Healthcare IT Consulting By Jill Lowe, Healthcare Account Manager

When most of us first did a HIPAA Security Risk Analysis, it was not due to altruistic security worry. Nope, it was required for Meaningful Use Attestation. And since not having an SRA is the number one reason for failing a Medicare audit, it’s a darn good thing to have. But if we did a thorough assessment, it did indeed identify items to remediate and improve ePHI security.


As EMRs, Patient Portals and Technologies evolve, there are more opportunities for security risks to slip in. Which leads to including more in the SRA, and additional ways to improve ePHI security are discovered. Of course, the size of the practice and number of locations also adds to the complexity of the SRA. There is definitely not a one size fits all static template.

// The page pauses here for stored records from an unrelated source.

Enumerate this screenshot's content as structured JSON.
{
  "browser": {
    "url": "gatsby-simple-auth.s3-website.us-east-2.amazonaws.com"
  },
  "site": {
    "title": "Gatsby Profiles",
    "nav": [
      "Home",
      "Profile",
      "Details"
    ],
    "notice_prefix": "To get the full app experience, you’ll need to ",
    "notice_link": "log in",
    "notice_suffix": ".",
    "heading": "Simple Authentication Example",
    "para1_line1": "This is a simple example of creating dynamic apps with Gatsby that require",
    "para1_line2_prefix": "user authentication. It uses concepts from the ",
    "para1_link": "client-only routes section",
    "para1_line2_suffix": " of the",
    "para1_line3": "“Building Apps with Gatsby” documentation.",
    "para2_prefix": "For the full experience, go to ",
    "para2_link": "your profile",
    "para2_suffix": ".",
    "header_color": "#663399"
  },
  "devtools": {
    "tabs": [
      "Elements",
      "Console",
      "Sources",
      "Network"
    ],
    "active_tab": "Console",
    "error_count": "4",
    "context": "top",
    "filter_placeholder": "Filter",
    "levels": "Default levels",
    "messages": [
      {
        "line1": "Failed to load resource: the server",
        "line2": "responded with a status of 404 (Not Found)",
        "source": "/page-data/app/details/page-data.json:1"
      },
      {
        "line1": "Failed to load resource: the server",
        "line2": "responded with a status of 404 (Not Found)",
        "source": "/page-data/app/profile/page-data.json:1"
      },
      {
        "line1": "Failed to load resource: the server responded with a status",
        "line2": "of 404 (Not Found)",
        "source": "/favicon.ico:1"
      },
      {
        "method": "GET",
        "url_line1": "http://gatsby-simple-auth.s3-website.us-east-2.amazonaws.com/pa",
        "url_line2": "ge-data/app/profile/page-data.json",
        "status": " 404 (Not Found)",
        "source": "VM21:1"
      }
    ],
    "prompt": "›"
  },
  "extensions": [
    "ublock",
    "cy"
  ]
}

And then there are remediation challenges. Persuading everyone to get on board with implementing remediation items is no simple task. Let’s face it, additional security often means increased time. Most started with the basics, like implementing Active Directory and EMR Policy, including Password Complexity. Practitioners were just thrilled to change their 1234 password to one with eight characters, including letters upper case, lower case and number or character. They positively jumped for joy when you said you want to force passwords changed every 90 days, with no repeat passwords. For those who couldn’t get their practitioners to agree to password complexity, they had the additional work of researching alternative solutions.

Since your HIPAA Security Risk Analysis is constantly evolving, I feel best practice is treating it as a living document, with Remediation Summary and Timeline, and Revision History Sections. Saving a version for each year that you and your IT Partner regularly assess, identify and remediate items and update the SRA.

A plus is that if there are no major changes in the practice EMR/PM or locations, some sections will remain relatively constant. Criticality Analysis and Threat and Vulnerability Matrix are two.

Tools:  Security Assessment Tool and Videos +  Guidance on Risk Analysis

About Jill // Jill has over twenty years of experience working in the trenches of healthcare and is our clients’ fiercest advocate. She understands intimately the day to day challenges that our practices face and knows how to best advise and support them in this ever-changing, technology driven climate.